**Directions for this task:**
Filter the entries below, keeping only lines with "placeholder".

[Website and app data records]
* * * * * * *
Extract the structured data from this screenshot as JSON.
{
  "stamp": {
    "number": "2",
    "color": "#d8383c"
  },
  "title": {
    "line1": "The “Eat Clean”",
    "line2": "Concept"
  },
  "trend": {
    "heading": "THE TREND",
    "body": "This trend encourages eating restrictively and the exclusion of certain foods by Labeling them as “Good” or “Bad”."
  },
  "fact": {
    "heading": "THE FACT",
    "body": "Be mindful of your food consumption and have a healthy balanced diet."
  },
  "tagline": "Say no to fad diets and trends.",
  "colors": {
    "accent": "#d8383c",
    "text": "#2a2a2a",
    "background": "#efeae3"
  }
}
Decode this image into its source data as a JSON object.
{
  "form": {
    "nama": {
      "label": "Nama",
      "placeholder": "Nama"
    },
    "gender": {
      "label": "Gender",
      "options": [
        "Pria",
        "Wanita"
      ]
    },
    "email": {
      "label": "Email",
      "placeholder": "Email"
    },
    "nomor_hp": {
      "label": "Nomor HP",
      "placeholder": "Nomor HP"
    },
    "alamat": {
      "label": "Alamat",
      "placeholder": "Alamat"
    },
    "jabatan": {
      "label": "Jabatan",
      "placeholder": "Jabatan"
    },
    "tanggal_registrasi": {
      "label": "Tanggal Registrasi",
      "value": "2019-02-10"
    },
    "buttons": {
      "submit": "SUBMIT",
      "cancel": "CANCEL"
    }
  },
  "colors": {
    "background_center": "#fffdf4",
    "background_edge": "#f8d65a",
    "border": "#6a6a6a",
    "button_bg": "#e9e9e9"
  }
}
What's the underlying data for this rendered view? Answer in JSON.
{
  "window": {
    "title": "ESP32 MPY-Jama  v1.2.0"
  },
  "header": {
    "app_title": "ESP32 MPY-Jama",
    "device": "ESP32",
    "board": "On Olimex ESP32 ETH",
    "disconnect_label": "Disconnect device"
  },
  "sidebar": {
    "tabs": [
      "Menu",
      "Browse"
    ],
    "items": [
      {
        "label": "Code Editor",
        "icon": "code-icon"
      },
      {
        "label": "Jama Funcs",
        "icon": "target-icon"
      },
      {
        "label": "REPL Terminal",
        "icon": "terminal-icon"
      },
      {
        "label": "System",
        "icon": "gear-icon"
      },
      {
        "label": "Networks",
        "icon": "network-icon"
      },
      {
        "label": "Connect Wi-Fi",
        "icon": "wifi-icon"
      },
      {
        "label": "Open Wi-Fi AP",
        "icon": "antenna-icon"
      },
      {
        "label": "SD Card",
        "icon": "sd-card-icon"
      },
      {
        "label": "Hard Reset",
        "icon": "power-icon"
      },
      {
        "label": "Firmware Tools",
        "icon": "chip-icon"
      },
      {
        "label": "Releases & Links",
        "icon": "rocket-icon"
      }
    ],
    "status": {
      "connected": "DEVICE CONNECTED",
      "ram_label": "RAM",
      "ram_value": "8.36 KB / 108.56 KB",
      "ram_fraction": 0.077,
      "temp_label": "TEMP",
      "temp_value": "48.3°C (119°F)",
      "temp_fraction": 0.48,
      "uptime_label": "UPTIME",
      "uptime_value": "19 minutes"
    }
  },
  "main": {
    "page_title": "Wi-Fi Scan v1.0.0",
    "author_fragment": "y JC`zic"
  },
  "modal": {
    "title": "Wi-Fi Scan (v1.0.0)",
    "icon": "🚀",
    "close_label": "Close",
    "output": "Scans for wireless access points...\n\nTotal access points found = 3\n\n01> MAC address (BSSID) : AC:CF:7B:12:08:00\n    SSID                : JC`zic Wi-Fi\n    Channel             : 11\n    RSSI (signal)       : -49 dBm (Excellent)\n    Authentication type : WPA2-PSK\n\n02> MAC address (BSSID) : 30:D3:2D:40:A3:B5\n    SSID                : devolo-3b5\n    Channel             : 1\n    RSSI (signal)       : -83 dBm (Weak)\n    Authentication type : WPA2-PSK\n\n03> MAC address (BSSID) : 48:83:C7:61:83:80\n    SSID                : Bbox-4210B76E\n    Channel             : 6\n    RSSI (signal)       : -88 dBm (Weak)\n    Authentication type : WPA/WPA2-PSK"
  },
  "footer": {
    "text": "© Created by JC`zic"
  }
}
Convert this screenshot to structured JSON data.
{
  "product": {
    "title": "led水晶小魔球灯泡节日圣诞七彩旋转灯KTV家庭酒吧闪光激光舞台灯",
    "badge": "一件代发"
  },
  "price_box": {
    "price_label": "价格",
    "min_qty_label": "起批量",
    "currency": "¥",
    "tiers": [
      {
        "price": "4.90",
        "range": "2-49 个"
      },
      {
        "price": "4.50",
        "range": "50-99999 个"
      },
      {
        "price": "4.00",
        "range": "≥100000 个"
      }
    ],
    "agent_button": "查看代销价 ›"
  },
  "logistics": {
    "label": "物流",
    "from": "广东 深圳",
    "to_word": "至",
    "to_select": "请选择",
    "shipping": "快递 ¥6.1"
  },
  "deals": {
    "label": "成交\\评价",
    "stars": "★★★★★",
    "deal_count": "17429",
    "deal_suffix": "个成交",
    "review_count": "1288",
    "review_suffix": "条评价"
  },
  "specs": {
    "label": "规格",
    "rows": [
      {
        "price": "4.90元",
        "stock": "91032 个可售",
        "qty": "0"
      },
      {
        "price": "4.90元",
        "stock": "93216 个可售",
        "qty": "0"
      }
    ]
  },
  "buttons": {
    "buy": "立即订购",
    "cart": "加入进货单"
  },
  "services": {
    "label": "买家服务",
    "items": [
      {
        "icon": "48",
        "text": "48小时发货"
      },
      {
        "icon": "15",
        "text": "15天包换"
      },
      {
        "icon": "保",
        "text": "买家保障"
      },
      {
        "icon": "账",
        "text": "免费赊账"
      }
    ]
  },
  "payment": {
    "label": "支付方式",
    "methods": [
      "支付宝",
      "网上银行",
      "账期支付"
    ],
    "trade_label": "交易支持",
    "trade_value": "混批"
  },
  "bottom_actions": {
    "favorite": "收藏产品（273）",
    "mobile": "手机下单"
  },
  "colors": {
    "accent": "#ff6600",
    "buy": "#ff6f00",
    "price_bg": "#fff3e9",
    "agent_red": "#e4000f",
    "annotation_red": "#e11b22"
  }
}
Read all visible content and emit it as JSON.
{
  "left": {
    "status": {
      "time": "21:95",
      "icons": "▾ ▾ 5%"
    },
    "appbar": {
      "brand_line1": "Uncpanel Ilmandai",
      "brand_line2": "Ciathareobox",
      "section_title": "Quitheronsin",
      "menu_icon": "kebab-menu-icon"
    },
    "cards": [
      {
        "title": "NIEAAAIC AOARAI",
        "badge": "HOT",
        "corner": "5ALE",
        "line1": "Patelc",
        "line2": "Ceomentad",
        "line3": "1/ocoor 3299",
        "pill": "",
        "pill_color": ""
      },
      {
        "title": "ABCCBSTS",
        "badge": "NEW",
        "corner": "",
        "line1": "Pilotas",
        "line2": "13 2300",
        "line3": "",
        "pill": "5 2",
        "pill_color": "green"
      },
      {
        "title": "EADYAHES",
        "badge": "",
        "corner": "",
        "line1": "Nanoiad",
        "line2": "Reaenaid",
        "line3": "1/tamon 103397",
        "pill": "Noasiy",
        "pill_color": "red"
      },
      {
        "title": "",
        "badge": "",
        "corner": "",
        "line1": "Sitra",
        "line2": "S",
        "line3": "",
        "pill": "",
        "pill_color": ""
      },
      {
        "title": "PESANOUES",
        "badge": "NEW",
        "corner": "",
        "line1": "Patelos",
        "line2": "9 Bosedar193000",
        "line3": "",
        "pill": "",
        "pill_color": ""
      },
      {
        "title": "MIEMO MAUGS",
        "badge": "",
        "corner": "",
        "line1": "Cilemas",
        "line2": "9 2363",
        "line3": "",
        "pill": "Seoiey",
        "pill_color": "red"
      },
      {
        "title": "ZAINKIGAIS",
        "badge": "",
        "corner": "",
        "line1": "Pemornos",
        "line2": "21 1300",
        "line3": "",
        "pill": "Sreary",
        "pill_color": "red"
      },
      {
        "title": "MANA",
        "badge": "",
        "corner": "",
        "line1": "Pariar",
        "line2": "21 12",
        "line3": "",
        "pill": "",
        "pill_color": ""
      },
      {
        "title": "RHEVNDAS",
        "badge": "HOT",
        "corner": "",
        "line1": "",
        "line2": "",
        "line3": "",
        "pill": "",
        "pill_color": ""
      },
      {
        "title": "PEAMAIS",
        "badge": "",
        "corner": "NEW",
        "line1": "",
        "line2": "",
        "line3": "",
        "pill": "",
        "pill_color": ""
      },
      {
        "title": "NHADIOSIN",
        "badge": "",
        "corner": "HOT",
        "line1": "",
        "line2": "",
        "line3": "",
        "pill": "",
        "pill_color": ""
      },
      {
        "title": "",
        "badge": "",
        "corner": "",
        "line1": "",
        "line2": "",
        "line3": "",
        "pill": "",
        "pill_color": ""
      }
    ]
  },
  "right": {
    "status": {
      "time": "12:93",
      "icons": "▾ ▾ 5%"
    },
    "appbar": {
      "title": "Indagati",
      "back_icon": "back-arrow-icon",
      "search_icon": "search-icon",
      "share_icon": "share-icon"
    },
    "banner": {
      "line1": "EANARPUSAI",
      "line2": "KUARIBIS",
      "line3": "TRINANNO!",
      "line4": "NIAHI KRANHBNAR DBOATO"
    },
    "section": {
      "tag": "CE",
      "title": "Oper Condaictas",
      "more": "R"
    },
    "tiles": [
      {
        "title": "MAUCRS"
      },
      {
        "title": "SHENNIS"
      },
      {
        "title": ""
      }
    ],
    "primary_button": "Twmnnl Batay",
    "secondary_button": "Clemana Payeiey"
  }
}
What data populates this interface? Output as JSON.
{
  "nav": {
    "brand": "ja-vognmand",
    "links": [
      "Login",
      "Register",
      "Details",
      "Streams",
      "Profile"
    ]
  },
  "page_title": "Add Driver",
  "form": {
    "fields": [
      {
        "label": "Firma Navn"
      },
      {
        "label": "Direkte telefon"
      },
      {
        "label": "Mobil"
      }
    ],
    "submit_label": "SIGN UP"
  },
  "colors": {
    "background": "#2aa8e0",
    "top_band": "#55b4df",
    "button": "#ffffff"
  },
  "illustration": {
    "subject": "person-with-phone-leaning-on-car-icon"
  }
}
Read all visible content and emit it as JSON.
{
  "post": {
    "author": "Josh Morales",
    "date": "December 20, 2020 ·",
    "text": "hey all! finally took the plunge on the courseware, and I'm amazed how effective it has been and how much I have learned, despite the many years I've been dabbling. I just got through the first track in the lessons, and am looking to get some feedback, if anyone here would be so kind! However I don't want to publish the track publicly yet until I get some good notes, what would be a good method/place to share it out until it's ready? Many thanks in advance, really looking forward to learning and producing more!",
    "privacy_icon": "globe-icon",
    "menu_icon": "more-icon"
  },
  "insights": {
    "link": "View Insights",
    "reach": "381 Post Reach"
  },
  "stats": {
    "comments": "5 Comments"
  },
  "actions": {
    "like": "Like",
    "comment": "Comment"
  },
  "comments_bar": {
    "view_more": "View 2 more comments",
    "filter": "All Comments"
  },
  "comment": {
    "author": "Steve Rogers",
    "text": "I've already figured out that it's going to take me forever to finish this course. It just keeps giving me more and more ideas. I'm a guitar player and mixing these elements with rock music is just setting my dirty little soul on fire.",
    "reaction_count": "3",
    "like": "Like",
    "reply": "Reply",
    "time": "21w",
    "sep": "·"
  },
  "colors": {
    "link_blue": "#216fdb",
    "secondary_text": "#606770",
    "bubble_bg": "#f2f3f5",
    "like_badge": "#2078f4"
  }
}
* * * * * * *
**Completed task:**
      "placeholder": "Nama"
      "placeholder": "Email"
      "placeholder": "Nomor HP"
      "placeholder": "Alamat"
      "placeholder": "Jabatan"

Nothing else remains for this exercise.